Reading Bong Austero’s column on Nanay Mameng in Manila Standard Today brings to my mind Bayani “Ka Bay” Abadilla, Pinoy Weekly’s associate editor, who is now battling cancer. Like Nanay Mameng, Ka Bay is also an oldie, a lifelong activist. He is also a journalist and a scholar of the Filipino language, aside of course from being a fictionist and poet (taking after his father, the pioneering Filipino Modernist poet Alejandro G. Abadilla or AGA). Ka Bay has spent much of his life writing and working against oppression and tyranny, from the Marcos dictatorship to today. Last year, he published his first collection of poetry, Sigliwa Kamao, a testament to his invaluable contributions to the movement for freedom and democracy as it is to his poetry. Like Nanay Mameng, Ka Bay did not expect anything in return for his activism, even now as he battles the disease that has emaciated his body as much as his wallet. Nevertheless, we in Pinoy Weekly have been among those campaigning to raise funds for Ka Bay’s medical needs. We owe a lot to Ka Bay and his generation of activists who had embraced frugal lives and never expect to live in comfort. The least that we could do is to ease their suffering during these very trying times in their lives.
I had wanted to make a response to Austero’s column, but activist Rosa Jitana was quicker to make an eloquent one. She starts her piece as an immediate reply to Austero:

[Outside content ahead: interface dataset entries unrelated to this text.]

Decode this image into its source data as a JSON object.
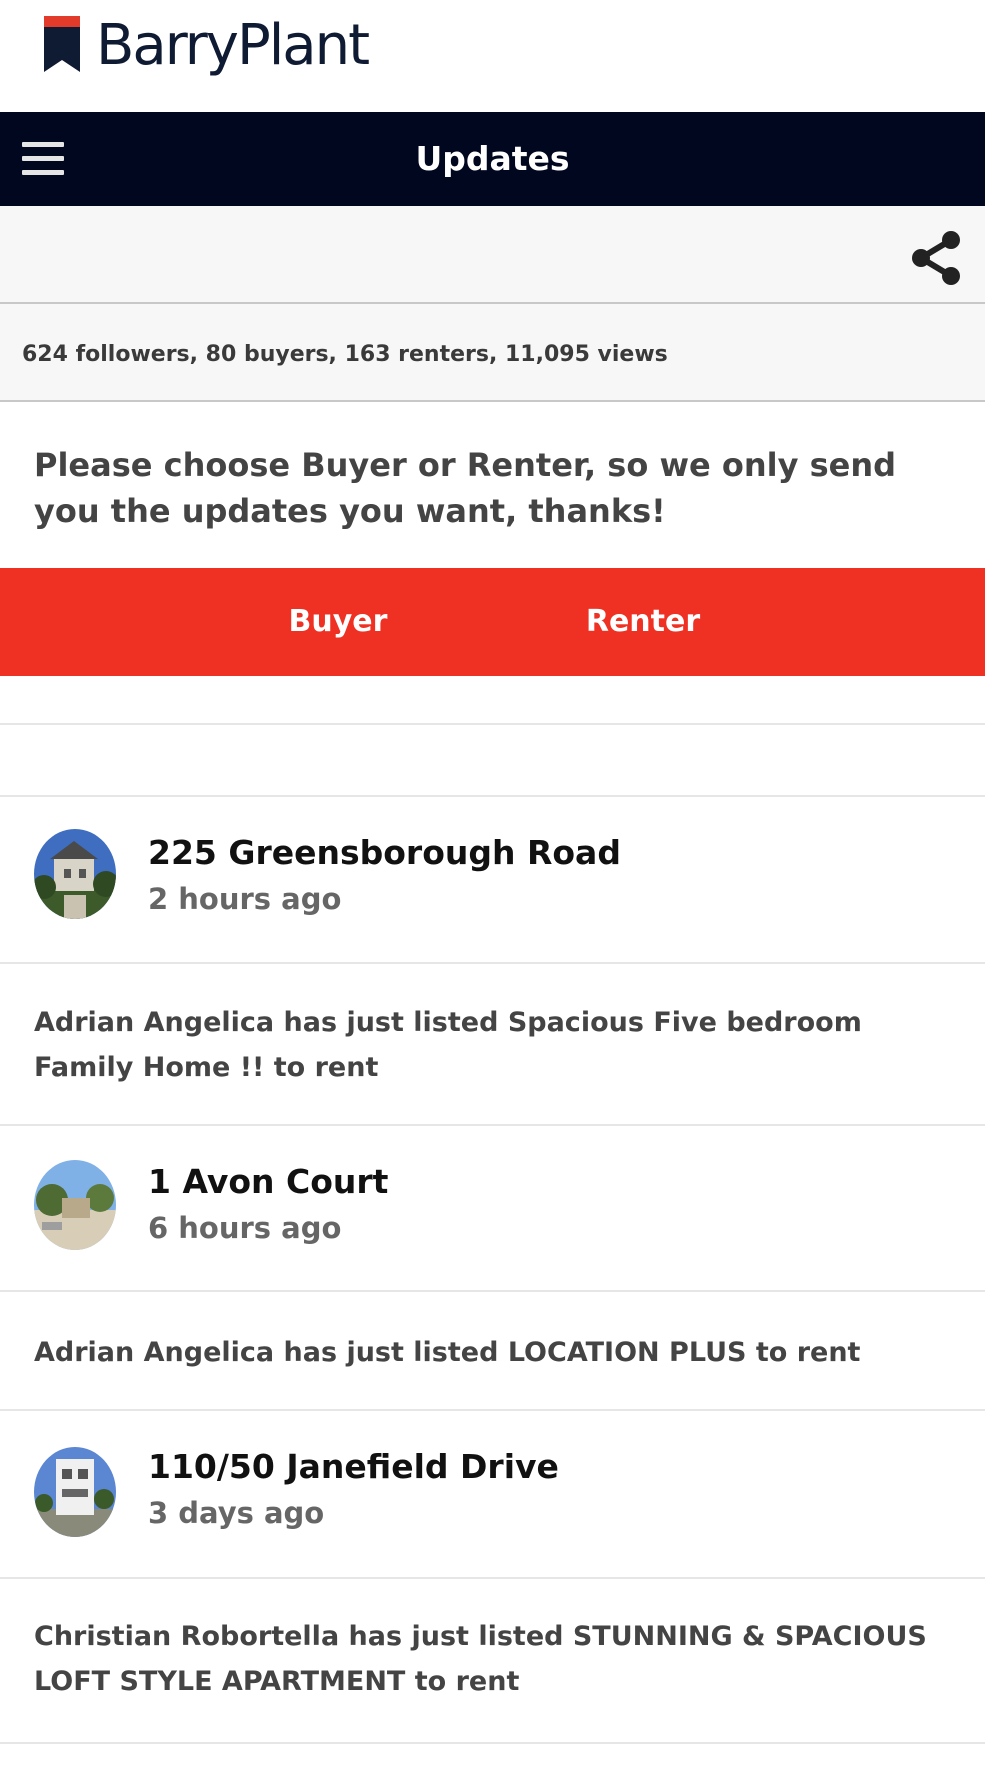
{
  "logo": {
    "text": "BarryPlant"
  },
  "navbar": {
    "title": "Updates"
  },
  "stats": {
    "text": "624 followers, 80 buyers, 163 renters, 11,095 views"
  },
  "prompt": {
    "text": "Please choose Buyer or Renter, so we only send you the updates you want, thanks!"
  },
  "choices": {
    "buyer": "Buyer",
    "renter": "Renter"
  },
  "feed": [
    {
      "title": "225 Greensborough Road",
      "time": "2 hours ago",
      "body": "Adrian Angelica has just listed Spacious Five bedroom Family Home !! to rent"
    },
    {
      "title": "1 Avon Court",
      "time": "6 hours ago",
      "body": "Adrian Angelica has just listed LOCATION PLUS to rent"
    },
    {
      "title": "110/50 Janefield Drive",
      "time": "3 days ago",
      "body": "Christian  Robortella has just listed STUNNING & SPACIOUS LOFT STYLE APARTMENT to rent"
    }
  ],
  "colors": {
    "navbar": "#020720",
    "accent": "#ef3124",
    "brand": "#0f1a33"
  },
  "icons": {
    "menu": "hamburger-menu-icon",
    "share": "share-icon"
  }
}
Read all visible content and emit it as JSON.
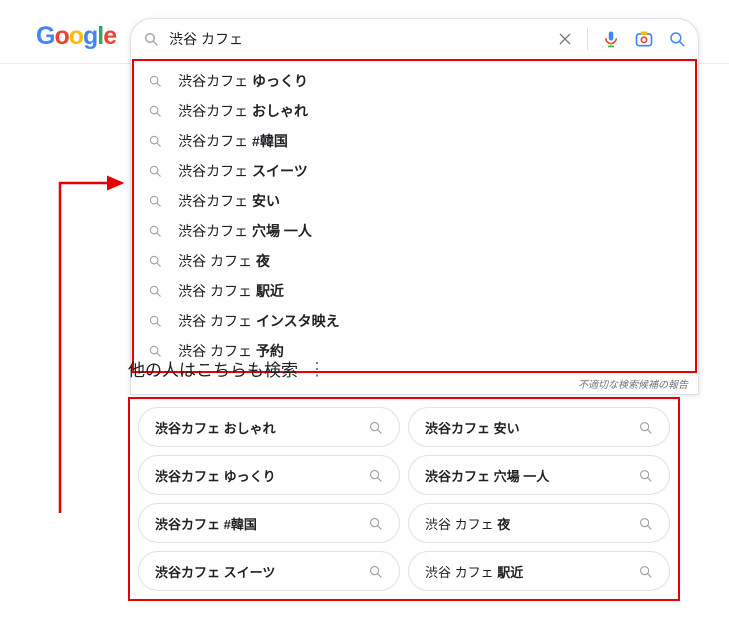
{
  "logo": {
    "g1": "G",
    "o1": "o",
    "o2": "o",
    "g2": "g",
    "l": "l",
    "e": "e"
  },
  "search": {
    "query": "渋谷 カフェ"
  },
  "suggestions": [
    {
      "prefix": "渋谷カフェ ",
      "bold": "ゆっくり"
    },
    {
      "prefix": "渋谷カフェ ",
      "bold": "おしゃれ"
    },
    {
      "prefix": "渋谷カフェ ",
      "bold": "#韓国"
    },
    {
      "prefix": "渋谷カフェ ",
      "bold": "スイーツ"
    },
    {
      "prefix": "渋谷カフェ ",
      "bold": "安い"
    },
    {
      "prefix": "渋谷カフェ ",
      "bold": "穴場 一人"
    },
    {
      "prefix": "渋谷 カフェ ",
      "bold": "夜"
    },
    {
      "prefix": "渋谷 カフェ ",
      "bold": "駅近"
    },
    {
      "prefix": "渋谷 カフェ ",
      "bold": "インスタ映え"
    },
    {
      "prefix": "渋谷 カフェ ",
      "bold": "予約"
    }
  ],
  "report_label": "不適切な検索候補の報告",
  "related": {
    "title": "他の人はこちらも検索",
    "items": [
      {
        "prefix": "渋谷カフェ ",
        "bold": "おしゃれ",
        "allbold": true
      },
      {
        "prefix": "渋谷カフェ ",
        "bold": "安い",
        "allbold": true
      },
      {
        "prefix": "渋谷カフェ ",
        "bold": "ゆっくり",
        "allbold": true
      },
      {
        "prefix": "渋谷カフェ ",
        "bold": "穴場 一人",
        "allbold": true
      },
      {
        "prefix": "渋谷カフェ ",
        "bold": "#韓国",
        "allbold": true
      },
      {
        "prefix": "渋谷 カフェ ",
        "bold": "夜",
        "allbold": false
      },
      {
        "prefix": "渋谷カフェ ",
        "bold": "スイーツ",
        "allbold": true
      },
      {
        "prefix": "渋谷 カフェ ",
        "bold": "駅近",
        "allbold": false
      }
    ]
  },
  "colors": {
    "annotation": "#e60000"
  }
}
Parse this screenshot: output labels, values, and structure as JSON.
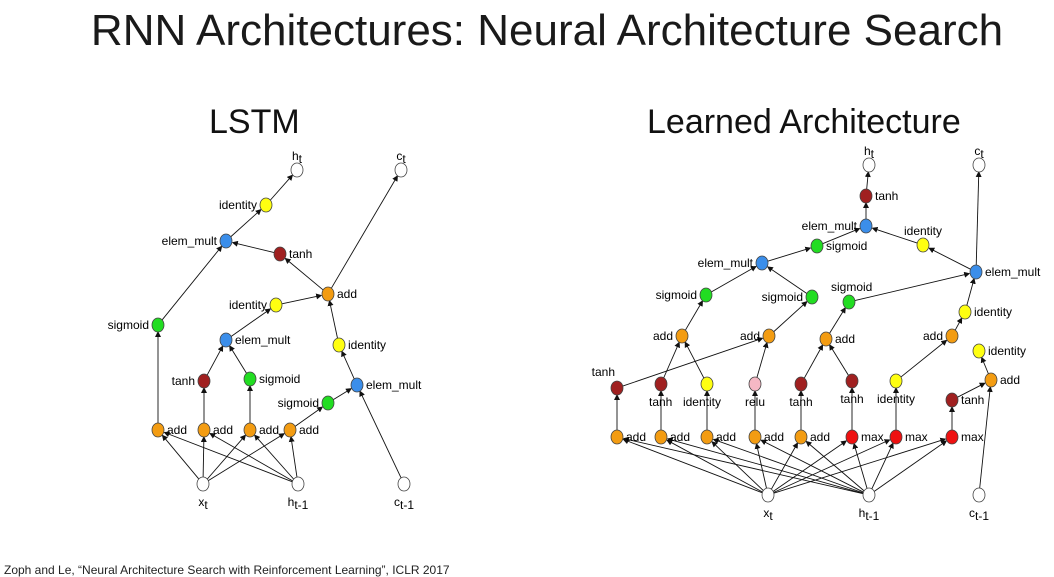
{
  "title": "RNN Architectures: Neural Architecture Search",
  "citation": "Zoph and Le, “Neural Architecture Search with Reinforcement Learning”, ICLR 2017",
  "colors": {
    "add": "#f39c12",
    "sigmoid": "#22dd22",
    "elem_mult": "#3b8eea",
    "identity": "#ffff11",
    "tanh": "#a02020",
    "max": "#ee1111",
    "relu": "#f5b8c4",
    "io": "#ffffff"
  },
  "lstm": {
    "title": "LSTM",
    "nodes": [
      {
        "id": "xt",
        "op": "io",
        "label": "x",
        "sub": "t"
      },
      {
        "id": "ht1",
        "op": "io",
        "label": "h",
        "sub": "t-1"
      },
      {
        "id": "ct1",
        "op": "io",
        "label": "c",
        "sub": "t-1"
      },
      {
        "id": "ht",
        "op": "io",
        "label": "h",
        "sub": "t"
      },
      {
        "id": "ct",
        "op": "io",
        "label": "c",
        "sub": "t"
      },
      {
        "id": "a1",
        "op": "add",
        "label": "add"
      },
      {
        "id": "a2",
        "op": "add",
        "label": "add"
      },
      {
        "id": "a3",
        "op": "add",
        "label": "add"
      },
      {
        "id": "a4",
        "op": "add",
        "label": "add"
      },
      {
        "id": "sig1",
        "op": "sigmoid",
        "label": "sigmoid"
      },
      {
        "id": "tanh1",
        "op": "tanh",
        "label": "tanh"
      },
      {
        "id": "sig2",
        "op": "sigmoid",
        "label": "sigmoid"
      },
      {
        "id": "sig3",
        "op": "sigmoid",
        "label": "sigmoid"
      },
      {
        "id": "em1",
        "op": "elem_mult",
        "label": "elem_mult"
      },
      {
        "id": "em2",
        "op": "elem_mult",
        "label": "elem_mult"
      },
      {
        "id": "id1",
        "op": "identity",
        "label": "identity"
      },
      {
        "id": "id2",
        "op": "identity",
        "label": "identity"
      },
      {
        "id": "addc",
        "op": "add",
        "label": "add"
      },
      {
        "id": "tanh2",
        "op": "tanh",
        "label": "tanh"
      },
      {
        "id": "em3",
        "op": "elem_mult",
        "label": "elem_mult"
      },
      {
        "id": "id3",
        "op": "identity",
        "label": "identity"
      }
    ],
    "edges": [
      [
        "xt",
        "a1"
      ],
      [
        "xt",
        "a2"
      ],
      [
        "xt",
        "a3"
      ],
      [
        "xt",
        "a4"
      ],
      [
        "ht1",
        "a1"
      ],
      [
        "ht1",
        "a2"
      ],
      [
        "ht1",
        "a3"
      ],
      [
        "ht1",
        "a4"
      ],
      [
        "a1",
        "sig1"
      ],
      [
        "a2",
        "tanh1"
      ],
      [
        "a3",
        "sig2"
      ],
      [
        "a4",
        "sig3"
      ],
      [
        "tanh1",
        "em1"
      ],
      [
        "sig2",
        "em1"
      ],
      [
        "sig3",
        "em2"
      ],
      [
        "ct1",
        "em2"
      ],
      [
        "em1",
        "id1"
      ],
      [
        "em2",
        "id2"
      ],
      [
        "id1",
        "addc"
      ],
      [
        "id2",
        "addc"
      ],
      [
        "addc",
        "tanh2"
      ],
      [
        "addc",
        "ct"
      ],
      [
        "tanh2",
        "em3"
      ],
      [
        "sig1",
        "em3"
      ],
      [
        "em3",
        "id3"
      ],
      [
        "id3",
        "ht"
      ]
    ]
  },
  "learned": {
    "title": "Learned Architecture",
    "nodes": [
      {
        "id": "xt",
        "op": "io",
        "label": "x",
        "sub": "t"
      },
      {
        "id": "ht1",
        "op": "io",
        "label": "h",
        "sub": "t-1"
      },
      {
        "id": "ct1",
        "op": "io",
        "label": "c",
        "sub": "t-1"
      },
      {
        "id": "ht",
        "op": "io",
        "label": "h",
        "sub": "t"
      },
      {
        "id": "ct",
        "op": "io",
        "label": "c",
        "sub": "t"
      },
      {
        "id": "b1",
        "op": "add",
        "label": "add"
      },
      {
        "id": "b2",
        "op": "add",
        "label": "add"
      },
      {
        "id": "b3",
        "op": "add",
        "label": "add"
      },
      {
        "id": "b4",
        "op": "add",
        "label": "add"
      },
      {
        "id": "b5",
        "op": "add",
        "label": "add"
      },
      {
        "id": "b6",
        "op": "max",
        "label": "max"
      },
      {
        "id": "b7",
        "op": "max",
        "label": "max"
      },
      {
        "id": "b8",
        "op": "max",
        "label": "max"
      },
      {
        "id": "m1",
        "op": "tanh",
        "label": "tanh"
      },
      {
        "id": "m2",
        "op": "tanh",
        "label": "tanh"
      },
      {
        "id": "m3",
        "op": "identity",
        "label": "identity"
      },
      {
        "id": "m4",
        "op": "relu",
        "label": "relu"
      },
      {
        "id": "m5",
        "op": "tanh",
        "label": "tanh"
      },
      {
        "id": "m6",
        "op": "tanh",
        "label": "tanh"
      },
      {
        "id": "m7",
        "op": "identity",
        "label": "identity"
      },
      {
        "id": "m8",
        "op": "tanh",
        "label": "tanh"
      },
      {
        "id": "r1",
        "op": "add",
        "label": "add"
      },
      {
        "id": "r2",
        "op": "add",
        "label": "add"
      },
      {
        "id": "r3",
        "op": "add",
        "label": "add"
      },
      {
        "id": "r4",
        "op": "add",
        "label": "add"
      },
      {
        "id": "r5",
        "op": "add",
        "label": "add"
      },
      {
        "id": "id5",
        "op": "identity",
        "label": "identity"
      },
      {
        "id": "id6",
        "op": "identity",
        "label": "identity"
      },
      {
        "id": "sg1",
        "op": "sigmoid",
        "label": "sigmoid"
      },
      {
        "id": "sg2",
        "op": "sigmoid",
        "label": "sigmoid"
      },
      {
        "id": "sg3",
        "op": "sigmoid",
        "label": "sigmoid"
      },
      {
        "id": "em1",
        "op": "elem_mult",
        "label": "elem_mult"
      },
      {
        "id": "em2",
        "op": "elem_mult",
        "label": "elem_mult"
      },
      {
        "id": "sg4",
        "op": "sigmoid",
        "label": "sigmoid"
      },
      {
        "id": "id7",
        "op": "identity",
        "label": "identity"
      },
      {
        "id": "em3",
        "op": "elem_mult",
        "label": "elem_mult"
      },
      {
        "id": "th",
        "op": "tanh",
        "label": "tanh"
      }
    ],
    "edges": [
      [
        "xt",
        "b1"
      ],
      [
        "xt",
        "b2"
      ],
      [
        "xt",
        "b3"
      ],
      [
        "xt",
        "b4"
      ],
      [
        "xt",
        "b5"
      ],
      [
        "xt",
        "b6"
      ],
      [
        "xt",
        "b7"
      ],
      [
        "xt",
        "b8"
      ],
      [
        "ht1",
        "b1"
      ],
      [
        "ht1",
        "b2"
      ],
      [
        "ht1",
        "b3"
      ],
      [
        "ht1",
        "b4"
      ],
      [
        "ht1",
        "b5"
      ],
      [
        "ht1",
        "b6"
      ],
      [
        "ht1",
        "b7"
      ],
      [
        "ht1",
        "b8"
      ],
      [
        "b1",
        "m1"
      ],
      [
        "b2",
        "m2"
      ],
      [
        "b3",
        "m3"
      ],
      [
        "b4",
        "m4"
      ],
      [
        "b5",
        "m5"
      ],
      [
        "b6",
        "m6"
      ],
      [
        "b7",
        "m7"
      ],
      [
        "b8",
        "m8"
      ],
      [
        "m1",
        "r2"
      ],
      [
        "m2",
        "r1"
      ],
      [
        "m3",
        "r1"
      ],
      [
        "m4",
        "r2"
      ],
      [
        "m5",
        "r3"
      ],
      [
        "m6",
        "r3"
      ],
      [
        "m7",
        "r4"
      ],
      [
        "m8",
        "r5"
      ],
      [
        "ct1",
        "r5"
      ],
      [
        "r5",
        "id5"
      ],
      [
        "r4",
        "id6"
      ],
      [
        "r1",
        "sg1"
      ],
      [
        "r2",
        "sg2"
      ],
      [
        "r3",
        "sg3"
      ],
      [
        "sg1",
        "em1"
      ],
      [
        "sg2",
        "em1"
      ],
      [
        "id6",
        "em2"
      ],
      [
        "sg3",
        "em2"
      ],
      [
        "em1",
        "sg4"
      ],
      [
        "em2",
        "id7"
      ],
      [
        "em2",
        "ct"
      ],
      [
        "sg4",
        "em3"
      ],
      [
        "id7",
        "em3"
      ],
      [
        "em3",
        "th"
      ],
      [
        "th",
        "ht"
      ]
    ]
  }
}
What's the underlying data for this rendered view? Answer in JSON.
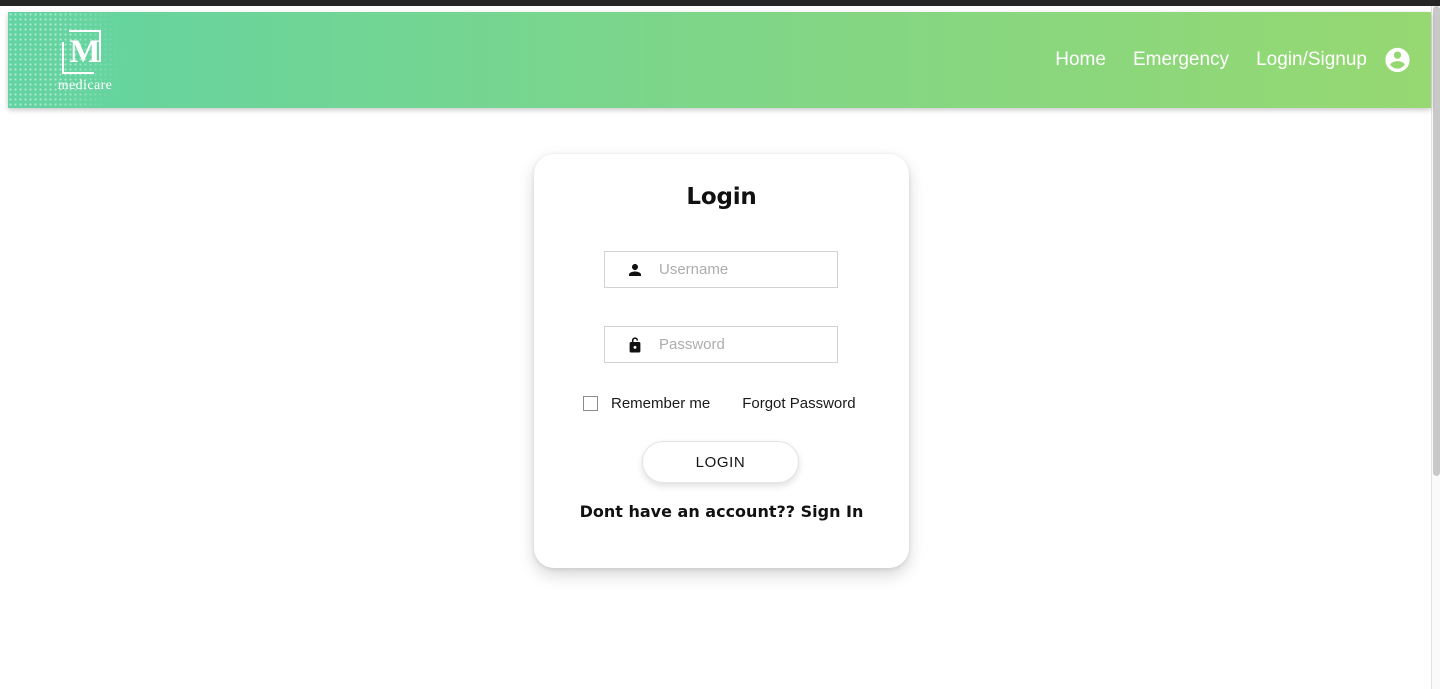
{
  "browser": {
    "chrome_bar_color": "#262626",
    "scrollbar": {
      "name": "page-scrollbar",
      "thumb_color": "#c9c9c9"
    }
  },
  "header": {
    "gradient_from": "#62d3a2",
    "gradient_to": "#96d872",
    "brand": {
      "letter": "M",
      "word": "medicare"
    },
    "nav": [
      {
        "label": "Home",
        "name": "nav-link-home"
      },
      {
        "label": "Emergency",
        "name": "nav-link-emergency"
      },
      {
        "label": "Login/Signup",
        "name": "nav-link-login-signup"
      }
    ],
    "account_icon": "account-circle-icon"
  },
  "login_card": {
    "title": "Login",
    "username": {
      "icon": "person-icon",
      "placeholder": "Username",
      "value": ""
    },
    "password": {
      "icon": "lock-open-icon",
      "placeholder": "Password",
      "value": ""
    },
    "remember_me": {
      "label": "Remember me",
      "checked": false
    },
    "forgot_password": "Forgot Password",
    "submit_label": "LOGIN",
    "signup_prompt": "Dont have an account?? Sign In"
  }
}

Sadder still that the 80’s movement Bong Austero speaks so highly of had not succeeded in instilling the admirable qualities of ka mameng in all of its children. Many are lost in romantic recollection of their activist years, thinking society was already transformed by their single act of bravery. Some, thinking themselves the superior lot, scoff at the current crop of activists, young and old, and find no virtue in what these people do, but find nothing wrong with embracing a moribund social mainstream in exchange for some forgettable name and a few thousand pesos. Let’s not even talk about knowing what’s in the news, or being there in the heat of the action. Every journalist worth his/her salt would surely look before leaping, because to do otherwise would be being nothing but a frog.
Sure, the movement cannot provide for Ka Mameng’s needs. The movement never claimed nor promised her it can, and I am pretty sure that Ka Mameng, the genuine revolutionary and patriot that she is, never expects to live a comfotable life while in the movement. That’s why there are noble people like her, and the rest of us, well, just plain mortals, with others being plainer and even more forgettable.
But is it really more abominable that the movement can not provide for its emaciated members, or that obese criminals in power, e.g. the Fat Gentleman, can live, on stolen money, more extravagantly than kings, then expect some mercy when they have a heart attack? I do not mean to be ruthless, but I am looking for some sense in all these.
The 80’s did produce admirable people. So did the 90’s. So will the current generation give birth to good sons and daughters of society who will give up all comforts and security, even their lives, for the sake of truth and justice. As long as oppression exists in this country, there will always be people “marching in the scorching heat of the sun”, not to mention those who will bear arms. And well, unfortunately, there will also always be those who will simply pass into oblivion, because well, they chose to do so…